The Grand Palace is Closed. This scam is so common, because it is so easy to pull off on unwitting tourists. It can be perpetrated by random strangers around the vicinity of the Grand Palace/tourist areas, tuk tuk drivers and even taxi drivers! One variation is that taxi drivers or tuk tuk drivers will tell you that the grand palace is closed today for some special/Buddhist ceremony while you are still on the cab/tuk tuk. They will then advise you an alternative location such as the Sitting Buddha/Lucky Buddha/Marble Temple and claim that it’s only open once a year today (sounds too good to be true eh?)! Listen to them and you will end up at some jewellery or tailor shops where you might be coerced into buying overpriced crap. Some of them might lock you in the shop until you start buying. Another variation is where you get approached by strangers near the temple. They can simply say that the temple is closed (e.g. could be for lunch), or lead you to an entrance which only Thais can enter. When the duty officer stops you, the strangers will help to translate and bluff you that the palace is closed now for some special ceremony and to come back only at 3pm. In the meantime, they will advise some alternative locations which you can visit that sound really good. Should you agree, they will help you flag a tuk tuk (in cahoots with them) which will eventually bring you to some gem stores or tailor shops. By the way, the temple operates from 8.30am to 3.30pm. By the time you make it back, the temple would be close to closing or closed by then. Some of these strangers can look (wearing formal shirt with “tourist police” tags) and sound really convincing, so do not even engage if someone approaches you on the streets. Note that these scammers even operate in the temple! So do not assume that you are safe even when in it. Finally, the Grand Place is just an example and any place can be conveniently used in its place.
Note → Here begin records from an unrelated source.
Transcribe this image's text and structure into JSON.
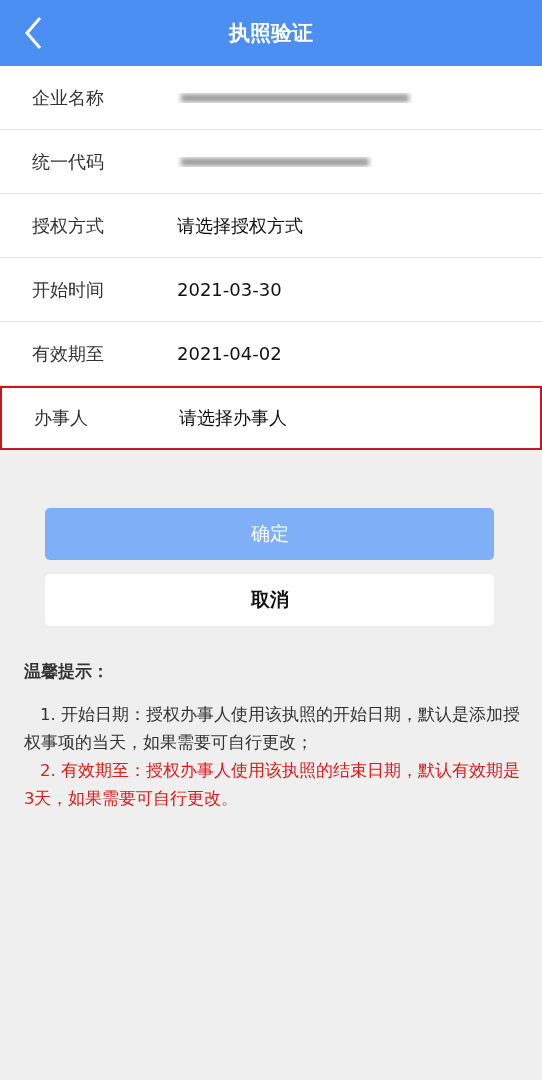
{
  "header": {
    "title": "执照验证"
  },
  "rows": [
    {
      "label": "企业名称",
      "kind": "redacted",
      "highlighted": false
    },
    {
      "label": "统一代码",
      "kind": "redacted",
      "highlighted": false
    },
    {
      "label": "授权方式",
      "kind": "select",
      "placeholder": "请选择授权方式",
      "highlighted": false
    },
    {
      "label": "开始时间",
      "kind": "value",
      "value": "2021-03-30",
      "highlighted": false
    },
    {
      "label": "有效期至",
      "kind": "value",
      "value": "2021-04-02",
      "highlighted": false
    },
    {
      "label": "办事人",
      "kind": "select",
      "placeholder": "请选择办事人",
      "highlighted": true
    }
  ],
  "buttons": [
    {
      "label": "确定",
      "kind": "primary",
      "disabled": true
    },
    {
      "label": "取消",
      "kind": "secondary",
      "disabled": false
    }
  ],
  "tips": {
    "title": "温馨提示：",
    "items": [
      {
        "text": "1. 开始日期：授权办事人使用该执照的开始日期，默认是添加授权事项的当天，如果需要可自行更改；",
        "emphasis": false
      },
      {
        "text": "2. 有效期至：授权办事人使用该执照的结束日期，默认有效期是3天，如果需要可自行更改。",
        "emphasis": true
      }
    ]
  }
}
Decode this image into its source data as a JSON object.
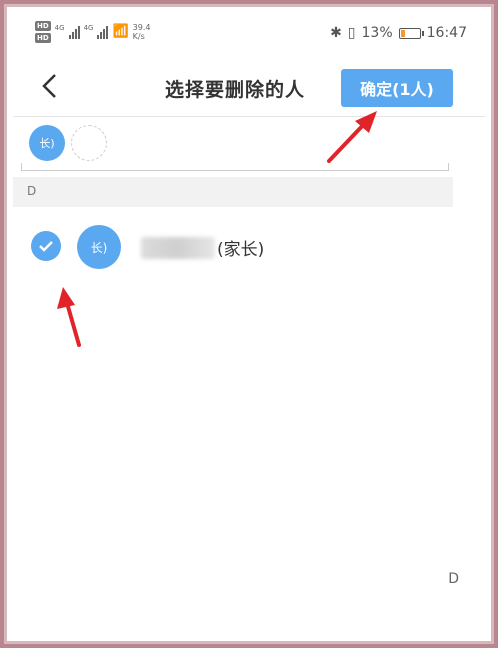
{
  "status_bar": {
    "hd_top": "HD",
    "hd_bottom": "HD",
    "net_1": "4G",
    "net_2": "4G",
    "speed_value": "39.4",
    "speed_unit": "K/s",
    "battery": "13%",
    "time": "16:47"
  },
  "header": {
    "title": "选择要删除的人",
    "confirm_label": "确定(1人)"
  },
  "selected": {
    "chip_text": "长)"
  },
  "section": {
    "letter": "D"
  },
  "contacts": [
    {
      "avatar_text": "长)",
      "name_suffix": "(家长)",
      "checked": true
    }
  ],
  "index_bar": {
    "letter": "D"
  },
  "colors": {
    "accent": "#5aa8ef",
    "arrow": "#e0242a"
  },
  "icons": {
    "back": "chevron-left-icon",
    "check": "check-icon",
    "battery": "battery-icon",
    "bluetooth": "bluetooth-icon"
  }
}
Thus, it is safer to always check out the operating hours of the places you are visiting in Thailand. Source: travelscams.org

Credity to Jean Bosco Sibomana
Credity to Jean Bosco Sibomana

Long Time Become Short. Now we get to a Pattaya scam involving ladies you have paid bar for. The scenario is that you have spoken to her in the bar and you have arranged for her to come with you long time. You get back to the room and do your business. Sometime later she says that she has to leave for whatever reason. Usually this is to check on her child, get her child ready for school or check on a sick friend. Sometimes she may receive a call and then say that she has to leave for some reason. You cannot hold her against her will so she has to go. This is a very annoying situation and there is not a lot you can do about it. It is more common with the gogo girls than the beer bar girls. There is one thing you can do to reduce the likelihood of this occurring. When you are discussing taking her away from the bar one of your questions could be what time she will leave the next day. If she says the usual ‘up to you’ be specific when you would like her to leave. Make sure that she understands what you mean. Of course if the lady does want to leave early she will want her money. Remember that she has made the decision only to stay with you short time rather than the arranged long time. You should only pay her for short time. If you have agreed on a fee with her before you paid par give her half and send her on her way. She will not be happy but som nom na (in Thai that means serves her right). Source: pattayanewbie.com